[Entries from a dataset of interfaces]
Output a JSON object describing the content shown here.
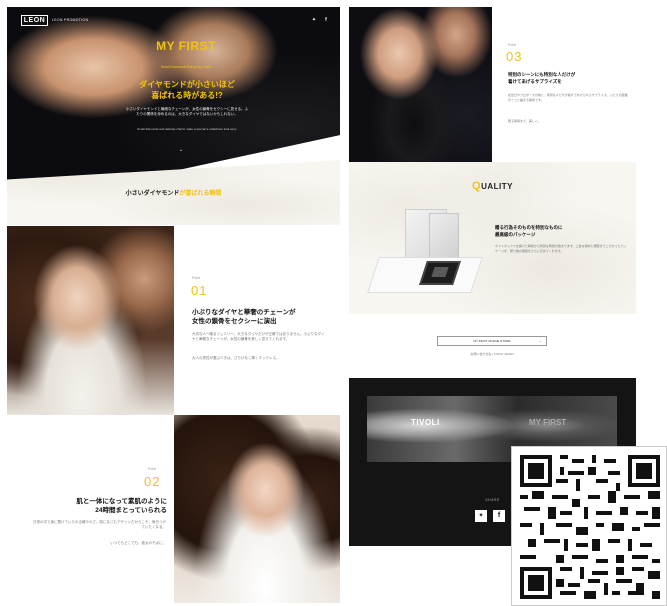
{
  "hero": {
    "brand": "LEON",
    "brand_sub": "LEON PROMOTION",
    "title": "MY FIRST",
    "subtitle_en": "Small Diamonds Bring Big Smile",
    "catch_line1": "ダイヤモンドが小さいほど",
    "catch_line2": "喜ばれる時がある!?",
    "body_jp": "小さいダイヤモンドと繊細なチェーンが、女性の鎖骨をセクシーに見せる。ふたりの関係を深めるのは、大きなダイヤではないかもしれない。",
    "body_en": "Small diamonds and delicate chains make a woman's collarbone look sexy."
  },
  "banner": {
    "text_plain": "小さいダイヤモンド",
    "text_gold": "が喜ばれる瞬間"
  },
  "section01": {
    "sub": "Point",
    "num": "01",
    "heading_l1": "小ぶりなダイヤと華奢のチェーンが",
    "heading_l2": "女性の鎖骨をセクシーに演出",
    "body": "大切な人へ贈るジュエリー。大きなダイヤだけが正解ではありません。小ぶりなダイヤと華奢なチェーンが、女性の鎖骨を美しく見せてくれます。",
    "note": "大人の男性が選ぶべきは、さりげなく輝くネックレス。"
  },
  "section02": {
    "sub": "Point",
    "num": "02",
    "heading_l1": "肌と一体になって素肌のように",
    "heading_l2": "24時間まとっていられる",
    "body": "日常の中で身に着けていられる軽やかさ。肌になじむデザインだからこそ、毎日つけていたくなる。",
    "note": "いつでもどこでも、彼女のそばに。"
  },
  "section03": {
    "sub": "Point",
    "num": "03",
    "heading_l1": "特別のシーンにも特別な人だけが",
    "heading_l2": "着けてあげるサプライズを",
    "body": "記念日やプロポーズの前に、特別な人だけが着けてあげられるサプライズ。ふたりの距離がぐっと縮まる瞬間です。",
    "note": "贈る瞬間まで、美しく。"
  },
  "quality": {
    "title_q": "Q",
    "title_rest": "UALITY",
    "heading_l1": "贈る行為そのものを特別なものに",
    "heading_l2": "最高級のパッケージ",
    "body": "ギフトボックスを開けた瞬間から特別な時間が始まります。上質な素材と細部までこだわったパッケージが、贈り物の価値をさらに高めてくれます。",
    "button_label": "MY FIRST ONLINE STORE",
    "caption": "お問い合わせ先 / TIVOLI JAPAN"
  },
  "footer": {
    "brand_tivoli": "TIVOLI",
    "brand_myfirst": "MY FIRST",
    "share_label": "SHARE"
  }
}
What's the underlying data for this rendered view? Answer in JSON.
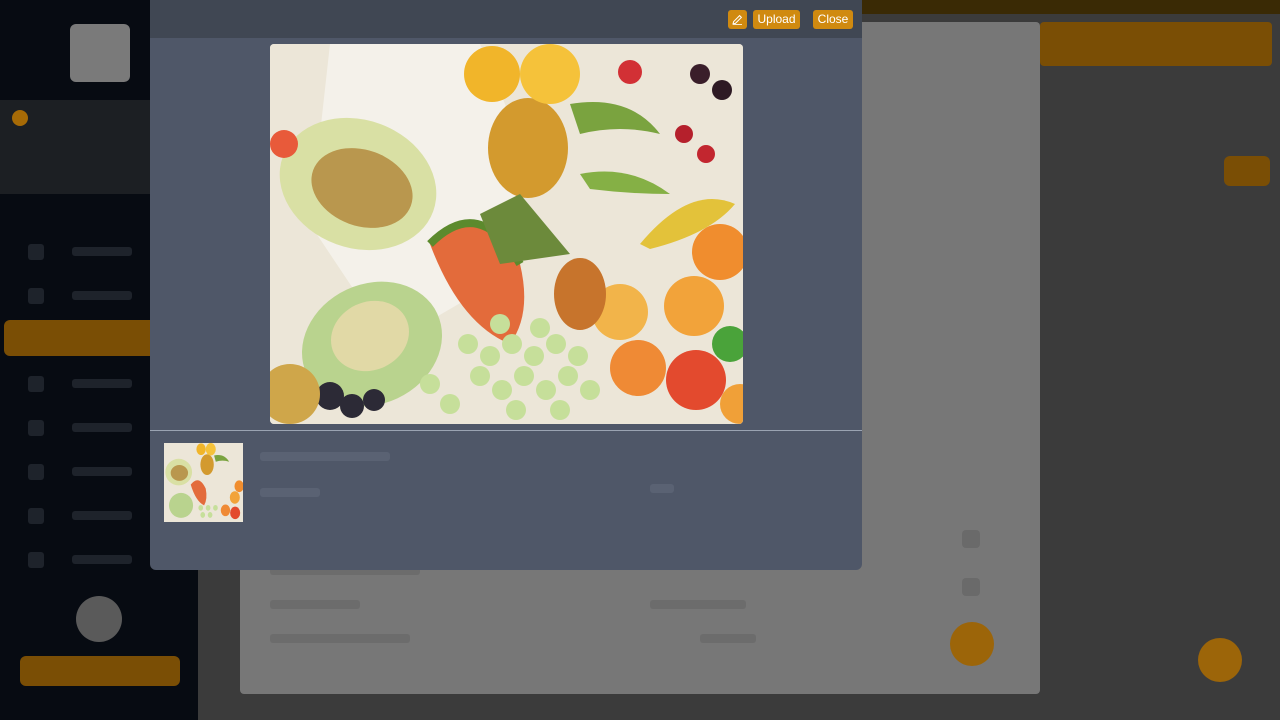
{
  "modal": {
    "upload_label": "Upload",
    "close_label": "Close",
    "edit_icon": "pencil-icon"
  },
  "colors": {
    "accent": "#d08a10",
    "modal_bg": "#4f5768",
    "modal_header": "#404753"
  }
}
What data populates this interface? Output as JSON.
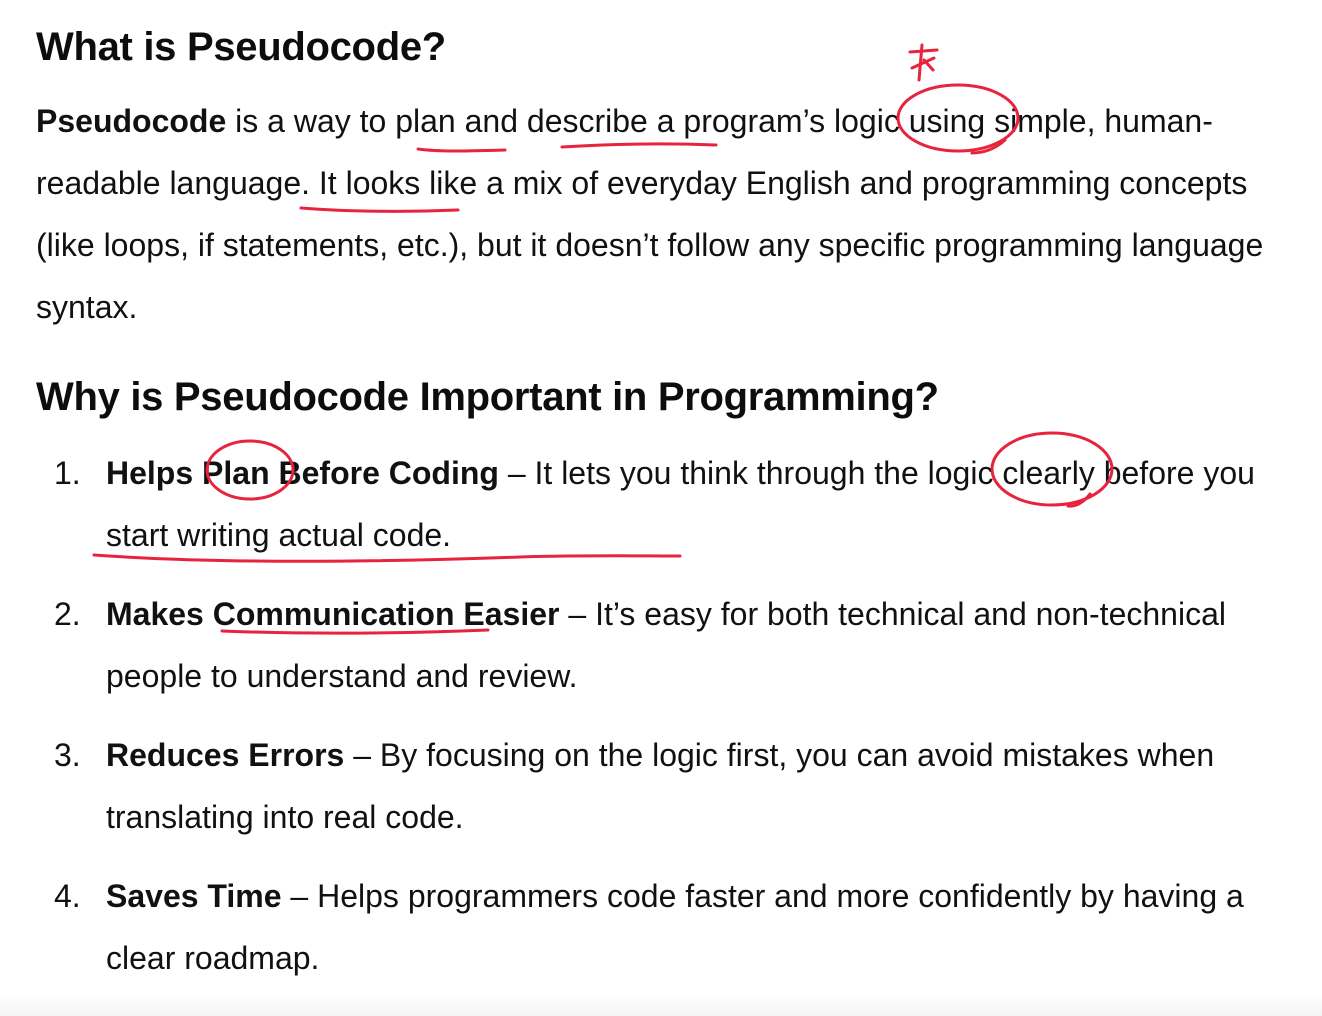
{
  "heading1": "What is Pseudocode?",
  "intro": {
    "bold_term": "Pseudocode",
    "text": " is a way to plan and describe a program’s logic using simple, human-readable language. It looks like a mix of everyday English and programming concepts (like loops, if statements, etc.), but it doesn’t follow any specific programming language syntax."
  },
  "heading2": "Why is Pseudocode Important in Programming?",
  "items": [
    {
      "number": "1.",
      "title": "Helps Plan Before Coding",
      "text": " – It lets you think through the logic clearly before you start writing actual code."
    },
    {
      "number": "2.",
      "title": "Makes Communication Easier",
      "text": " – It’s easy for both technical and non-technical people to understand and review."
    },
    {
      "number": "3.",
      "title": "Reduces Errors",
      "text": " – By focusing on the logic first, you can avoid mistakes when translating into real code."
    },
    {
      "number": "4.",
      "title": "Saves Time",
      "text": " – Helps programmers code faster and more confidently by having a clear roadmap."
    }
  ],
  "colors": {
    "text": "#111111",
    "annotation": "#e8233e",
    "background": "#ffffff"
  }
}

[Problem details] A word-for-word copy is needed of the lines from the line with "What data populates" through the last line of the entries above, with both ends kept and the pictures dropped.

[The completed task]
What data populates this interface? Output as JSON.
{
  "heading1": "What is Pseudocode?",
  "intro": {
    "bold_term": "Pseudocode",
    "text": " is a way to plan and describe a program’s logic using simple, human-readable language. It looks like a mix of everyday English and programming concepts (like loops, if statements, etc.), but it doesn’t follow any specific programming language syntax."
  },
  "heading2": "Why is Pseudocode Important in Programming?",
  "items": [
    {
      "number": "1.",
      "title": "Helps Plan Before Coding",
      "text": " – It lets you think through the logic clearly before you start writing actual code."
    },
    {
      "number": "2.",
      "title": "Makes Communication Easier",
      "text": " – It’s easy for both technical and non-technical people to understand and review."
    },
    {
      "number": "3.",
      "title": "Reduces Errors",
      "text": " – By focusing on the logic first, you can avoid mistakes when translating into real code."
    },
    {
      "number": "4.",
      "title": "Saves Time",
      "text": " – Helps programmers code faster and more confidently by having a clear roadmap."
    }
  ],
  "colors": {
    "text": "#111111",
    "annotation": "#e8233e",
    "background": "#ffffff"
  }
}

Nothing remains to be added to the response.